WHAT TO DO: Go line by line through the listing below and copy those that hold "junio".

RECORDS FOR THE EXERCISE:
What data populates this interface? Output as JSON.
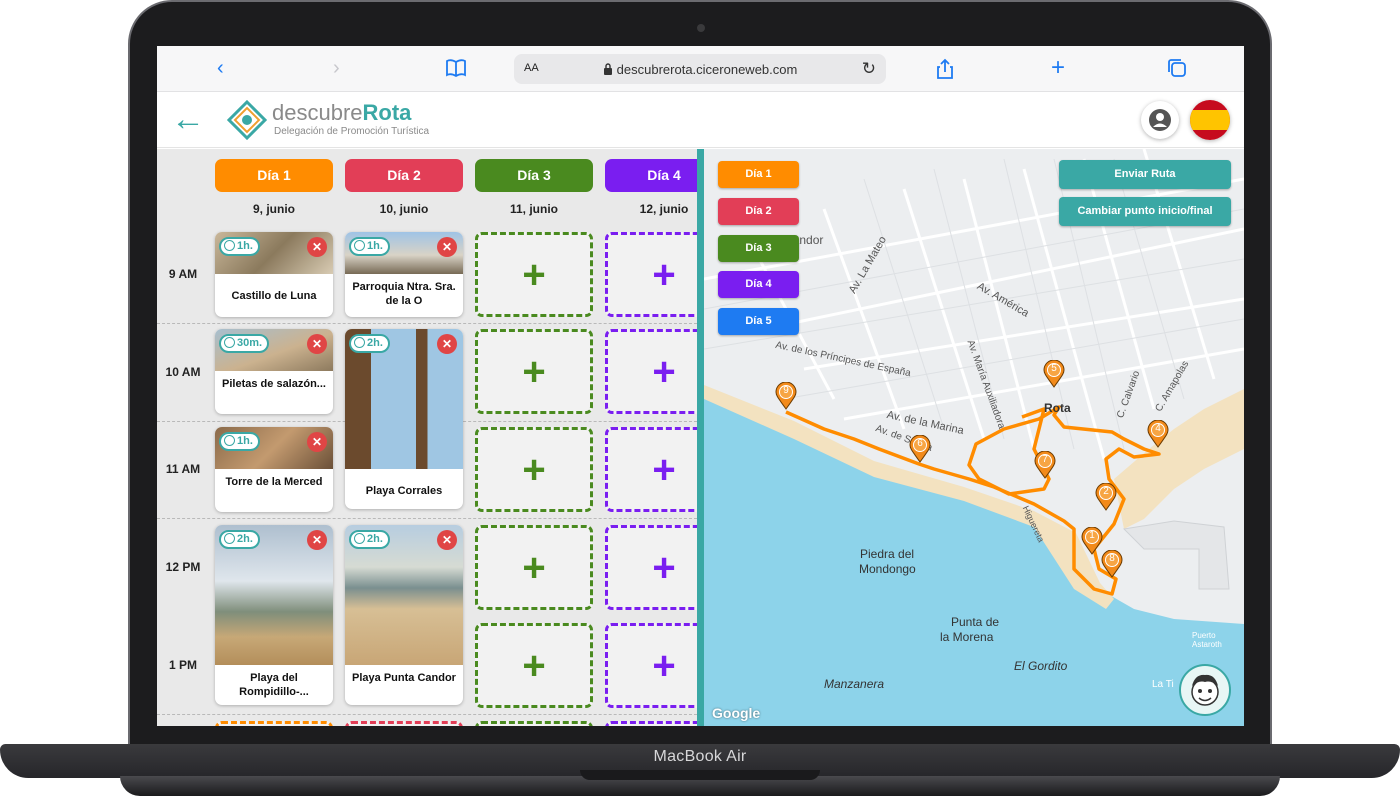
{
  "device": {
    "label": "MacBook Air"
  },
  "browser": {
    "url": "descubrerota.ciceroneweb.com",
    "text_size_label": "AA"
  },
  "header": {
    "brand_prefix": "descubre",
    "brand_highlight": "Rota",
    "tagline": "Delegación de Promoción Turística"
  },
  "days": [
    {
      "label": "Día 1",
      "date": "9, junio",
      "color": "#ff8c00"
    },
    {
      "label": "Día 2",
      "date": "10, junio",
      "color": "#e23e57"
    },
    {
      "label": "Día 3",
      "date": "11, junio",
      "color": "#4a8a1f"
    },
    {
      "label": "Día 4",
      "date": "12, junio",
      "color": "#7a1ef0"
    }
  ],
  "times": [
    "9 AM",
    "10 AM",
    "11 AM",
    "12 PM",
    "1 PM"
  ],
  "activities": {
    "d1_9": {
      "title": "Castillo de Luna",
      "duration": "1h."
    },
    "d2_9": {
      "title": "Parroquia Ntra. Sra. de la O",
      "duration": "1h."
    },
    "d1_10": {
      "title": "Piletas de salazón...",
      "duration": "30m."
    },
    "d2_10": {
      "title": "Playa Corrales",
      "duration": "2h."
    },
    "d1_11": {
      "title": "Torre de la Merced",
      "duration": "1h."
    },
    "d1_12": {
      "title": "Playa del Rompidillo-...",
      "duration": "2h."
    },
    "d2_12": {
      "title": "Playa Punta Candor",
      "duration": "2h."
    }
  },
  "slot_symbol": "+",
  "map": {
    "legend": [
      {
        "label": "Día 1",
        "color": "#ff8c00"
      },
      {
        "label": "Día 2",
        "color": "#e23e57"
      },
      {
        "label": "Día 3",
        "color": "#4a8a1f"
      },
      {
        "label": "Día 4",
        "color": "#7a1ef0"
      },
      {
        "label": "Día 5",
        "color": "#1e7bf2"
      }
    ],
    "send_route": "Enviar Ruta",
    "change_point": "Cambiar punto inicio/final",
    "labels": {
      "candor": "Candor",
      "mateo": "Av. La Mateo",
      "america": "Av. América",
      "principes": "Av. de los Príncipes de España",
      "auxiliadora": "Av. María Auxiliadora",
      "marina": "Av. de la Marina",
      "sevilla": "Av. de Sevilla",
      "rota": "Rota",
      "calvario": "C. Calvario",
      "amapolas": "C. Amapolas",
      "higuereta": "Higuereta",
      "mondongo1": "Piedra del",
      "mondongo2": "Mondongo",
      "morena1": "Punta de",
      "morena2": "la Morena",
      "gordito": "El Gordito",
      "manzanera": "Manzanera",
      "puerto": "Puerto Astaroth",
      "lati": "La Ti",
      "google": "Google"
    },
    "markers": [
      "1",
      "2",
      "4",
      "5",
      "6",
      "7",
      "8",
      "9"
    ]
  }
}
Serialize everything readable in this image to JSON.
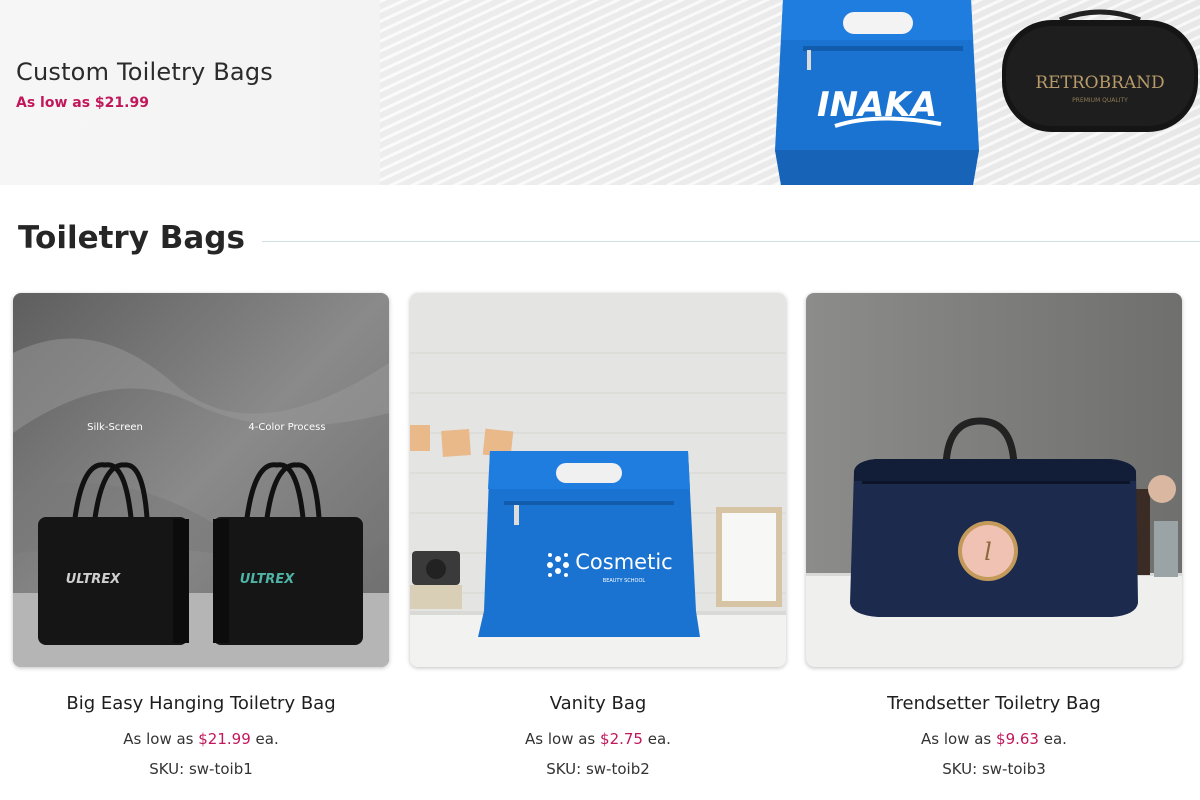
{
  "banner": {
    "title": "Custom Toiletry Bags",
    "price": "As low as $21.99",
    "bag1_brand": "INAKA",
    "bag2_brand": "RETROBRAND",
    "bag2_tagline": "PREMIUM QUALITY"
  },
  "section": {
    "title": "Toiletry Bags"
  },
  "colors": {
    "accent": "#c2185b",
    "bag_blue": "#1a73d1",
    "divider": "#cfe0e4"
  },
  "products": [
    {
      "name": "Big Easy Hanging Toiletry Bag",
      "price_prefix": "As low as",
      "price": "$21.99",
      "price_suffix": "ea.",
      "sku": "SKU: sw-toib1",
      "img_label_left": "Silk-Screen",
      "img_label_right": "4-Color Process",
      "img_brand": "ULTREX"
    },
    {
      "name": "Vanity Bag",
      "price_prefix": "As low as",
      "price": "$2.75",
      "price_suffix": "ea.",
      "sku": "SKU: sw-toib2",
      "img_brand": "Cosmetic",
      "img_sub": "BEAUTY SCHOOL"
    },
    {
      "name": "Trendsetter Toiletry Bag",
      "price_prefix": "As low as",
      "price": "$9.63",
      "price_suffix": "ea.",
      "sku": "SKU: sw-toib3",
      "img_brand": "l"
    }
  ]
}
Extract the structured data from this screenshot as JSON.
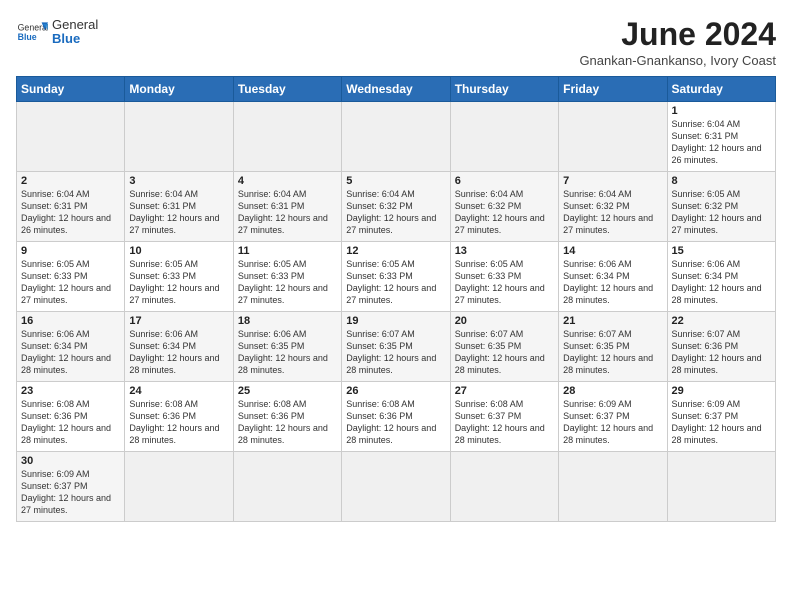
{
  "logo": {
    "text_general": "General",
    "text_blue": "Blue"
  },
  "title": "June 2024",
  "location": "Gnankan-Gnankanso, Ivory Coast",
  "days_of_week": [
    "Sunday",
    "Monday",
    "Tuesday",
    "Wednesday",
    "Thursday",
    "Friday",
    "Saturday"
  ],
  "weeks": [
    [
      {
        "day": "",
        "info": ""
      },
      {
        "day": "",
        "info": ""
      },
      {
        "day": "",
        "info": ""
      },
      {
        "day": "",
        "info": ""
      },
      {
        "day": "",
        "info": ""
      },
      {
        "day": "",
        "info": ""
      },
      {
        "day": "1",
        "info": "Sunrise: 6:04 AM\nSunset: 6:31 PM\nDaylight: 12 hours and 26 minutes."
      }
    ],
    [
      {
        "day": "2",
        "info": "Sunrise: 6:04 AM\nSunset: 6:31 PM\nDaylight: 12 hours and 26 minutes."
      },
      {
        "day": "3",
        "info": "Sunrise: 6:04 AM\nSunset: 6:31 PM\nDaylight: 12 hours and 27 minutes."
      },
      {
        "day": "4",
        "info": "Sunrise: 6:04 AM\nSunset: 6:31 PM\nDaylight: 12 hours and 27 minutes."
      },
      {
        "day": "5",
        "info": "Sunrise: 6:04 AM\nSunset: 6:32 PM\nDaylight: 12 hours and 27 minutes."
      },
      {
        "day": "6",
        "info": "Sunrise: 6:04 AM\nSunset: 6:32 PM\nDaylight: 12 hours and 27 minutes."
      },
      {
        "day": "7",
        "info": "Sunrise: 6:04 AM\nSunset: 6:32 PM\nDaylight: 12 hours and 27 minutes."
      },
      {
        "day": "8",
        "info": "Sunrise: 6:05 AM\nSunset: 6:32 PM\nDaylight: 12 hours and 27 minutes."
      }
    ],
    [
      {
        "day": "9",
        "info": "Sunrise: 6:05 AM\nSunset: 6:33 PM\nDaylight: 12 hours and 27 minutes."
      },
      {
        "day": "10",
        "info": "Sunrise: 6:05 AM\nSunset: 6:33 PM\nDaylight: 12 hours and 27 minutes."
      },
      {
        "day": "11",
        "info": "Sunrise: 6:05 AM\nSunset: 6:33 PM\nDaylight: 12 hours and 27 minutes."
      },
      {
        "day": "12",
        "info": "Sunrise: 6:05 AM\nSunset: 6:33 PM\nDaylight: 12 hours and 27 minutes."
      },
      {
        "day": "13",
        "info": "Sunrise: 6:05 AM\nSunset: 6:33 PM\nDaylight: 12 hours and 27 minutes."
      },
      {
        "day": "14",
        "info": "Sunrise: 6:06 AM\nSunset: 6:34 PM\nDaylight: 12 hours and 28 minutes."
      },
      {
        "day": "15",
        "info": "Sunrise: 6:06 AM\nSunset: 6:34 PM\nDaylight: 12 hours and 28 minutes."
      }
    ],
    [
      {
        "day": "16",
        "info": "Sunrise: 6:06 AM\nSunset: 6:34 PM\nDaylight: 12 hours and 28 minutes."
      },
      {
        "day": "17",
        "info": "Sunrise: 6:06 AM\nSunset: 6:34 PM\nDaylight: 12 hours and 28 minutes."
      },
      {
        "day": "18",
        "info": "Sunrise: 6:06 AM\nSunset: 6:35 PM\nDaylight: 12 hours and 28 minutes."
      },
      {
        "day": "19",
        "info": "Sunrise: 6:07 AM\nSunset: 6:35 PM\nDaylight: 12 hours and 28 minutes."
      },
      {
        "day": "20",
        "info": "Sunrise: 6:07 AM\nSunset: 6:35 PM\nDaylight: 12 hours and 28 minutes."
      },
      {
        "day": "21",
        "info": "Sunrise: 6:07 AM\nSunset: 6:35 PM\nDaylight: 12 hours and 28 minutes."
      },
      {
        "day": "22",
        "info": "Sunrise: 6:07 AM\nSunset: 6:36 PM\nDaylight: 12 hours and 28 minutes."
      }
    ],
    [
      {
        "day": "23",
        "info": "Sunrise: 6:08 AM\nSunset: 6:36 PM\nDaylight: 12 hours and 28 minutes."
      },
      {
        "day": "24",
        "info": "Sunrise: 6:08 AM\nSunset: 6:36 PM\nDaylight: 12 hours and 28 minutes."
      },
      {
        "day": "25",
        "info": "Sunrise: 6:08 AM\nSunset: 6:36 PM\nDaylight: 12 hours and 28 minutes."
      },
      {
        "day": "26",
        "info": "Sunrise: 6:08 AM\nSunset: 6:36 PM\nDaylight: 12 hours and 28 minutes."
      },
      {
        "day": "27",
        "info": "Sunrise: 6:08 AM\nSunset: 6:37 PM\nDaylight: 12 hours and 28 minutes."
      },
      {
        "day": "28",
        "info": "Sunrise: 6:09 AM\nSunset: 6:37 PM\nDaylight: 12 hours and 28 minutes."
      },
      {
        "day": "29",
        "info": "Sunrise: 6:09 AM\nSunset: 6:37 PM\nDaylight: 12 hours and 28 minutes."
      }
    ],
    [
      {
        "day": "30",
        "info": "Sunrise: 6:09 AM\nSunset: 6:37 PM\nDaylight: 12 hours and 27 minutes."
      },
      {
        "day": "",
        "info": ""
      },
      {
        "day": "",
        "info": ""
      },
      {
        "day": "",
        "info": ""
      },
      {
        "day": "",
        "info": ""
      },
      {
        "day": "",
        "info": ""
      },
      {
        "day": "",
        "info": ""
      }
    ]
  ],
  "colors": {
    "header_bg": "#2a6db5",
    "accent": "#1a6bbf"
  }
}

ANSWER BOX:
      "date": "9, junio",
      "date": "10, junio",
      "date": "11, junio",
      "date": "12, junio",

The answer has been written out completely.